Charities rely on donations of second-hand clothes and other items to raise funds for good causes, but some receive a significant amount of unusable items dumped illegally on their doorsteps out of hours, which they are forced to dispose of at a significant cost.
Environment Protection Authority (EPA) Victoria, local councils, charities and the National Association of Charitable Recyclers needed evidence to test their assumptions of what would stop this problem from occurring, so they asked us to examine the underlying factors and design preventative interventions.
“Illegal dumping levels outside charity stores are a problem and charities are having to put more and more funding towards dealing with the resulting waste.
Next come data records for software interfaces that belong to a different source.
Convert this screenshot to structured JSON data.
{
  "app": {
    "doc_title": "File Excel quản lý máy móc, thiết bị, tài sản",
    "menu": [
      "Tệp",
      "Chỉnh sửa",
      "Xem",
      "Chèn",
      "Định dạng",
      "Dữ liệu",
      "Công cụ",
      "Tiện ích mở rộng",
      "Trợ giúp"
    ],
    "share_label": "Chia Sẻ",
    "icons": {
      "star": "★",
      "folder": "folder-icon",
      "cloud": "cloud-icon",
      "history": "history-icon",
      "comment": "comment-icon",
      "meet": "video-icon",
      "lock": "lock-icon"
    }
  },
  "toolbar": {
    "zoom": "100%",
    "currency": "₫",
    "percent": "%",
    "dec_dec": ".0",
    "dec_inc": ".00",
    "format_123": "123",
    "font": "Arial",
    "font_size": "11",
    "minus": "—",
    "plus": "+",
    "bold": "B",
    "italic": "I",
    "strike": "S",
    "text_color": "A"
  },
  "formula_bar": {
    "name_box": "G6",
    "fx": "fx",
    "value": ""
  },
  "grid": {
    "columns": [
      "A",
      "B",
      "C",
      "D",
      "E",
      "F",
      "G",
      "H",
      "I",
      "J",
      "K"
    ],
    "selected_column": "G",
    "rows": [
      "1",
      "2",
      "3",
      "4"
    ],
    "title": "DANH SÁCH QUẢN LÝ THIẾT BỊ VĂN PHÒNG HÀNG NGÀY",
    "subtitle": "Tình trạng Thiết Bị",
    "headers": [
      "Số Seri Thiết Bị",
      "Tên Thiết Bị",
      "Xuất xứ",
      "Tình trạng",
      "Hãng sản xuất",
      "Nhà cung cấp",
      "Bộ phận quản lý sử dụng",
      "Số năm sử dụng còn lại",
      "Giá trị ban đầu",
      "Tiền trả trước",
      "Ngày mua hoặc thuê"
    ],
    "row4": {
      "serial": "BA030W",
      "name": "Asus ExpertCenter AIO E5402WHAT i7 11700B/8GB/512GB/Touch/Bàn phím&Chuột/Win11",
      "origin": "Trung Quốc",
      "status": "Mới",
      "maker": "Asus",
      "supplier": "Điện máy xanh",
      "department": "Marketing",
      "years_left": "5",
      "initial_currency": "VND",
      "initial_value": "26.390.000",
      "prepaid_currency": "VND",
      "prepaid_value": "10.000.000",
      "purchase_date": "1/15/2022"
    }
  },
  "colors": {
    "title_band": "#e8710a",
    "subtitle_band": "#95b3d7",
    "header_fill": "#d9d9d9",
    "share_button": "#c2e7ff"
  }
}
We needed to research solutions that would work.” – Sally White, Group Manager, Strategic Partnerships, EPA
Our research approach
We wanted to test a number of options with different sized charity stores to try to reduce levels of illegal dumping and investigate any underlying factors that could be influencing the problem. We:
– tested specific interventions such as signs, sensor lighting, fencing and CCTV with a number of high street stores and large warehouses
– analysed waste-disposal data from before and after the intervention as an indicator of levels of illegal dumping
– investigated correlations between factors thought to influence illegal dumping levels (such as opening hours, store size and local community demographics) by analysing waste-disposal and store-specific data from a further 145 charity stores in Victoria.
Did anything work to reduce illegal dumping levels?
We found that waste levels at larger warehouse charity stores could be reduced by introducing fencing and signage informing people of the personal consequences (fines) of dumping.
The cost of installing these would, on average, be paid for by savings to waste-disposal costs over 17 months. For smaller charity stores, no single solution was effective at reducing the amount of illegal dumping.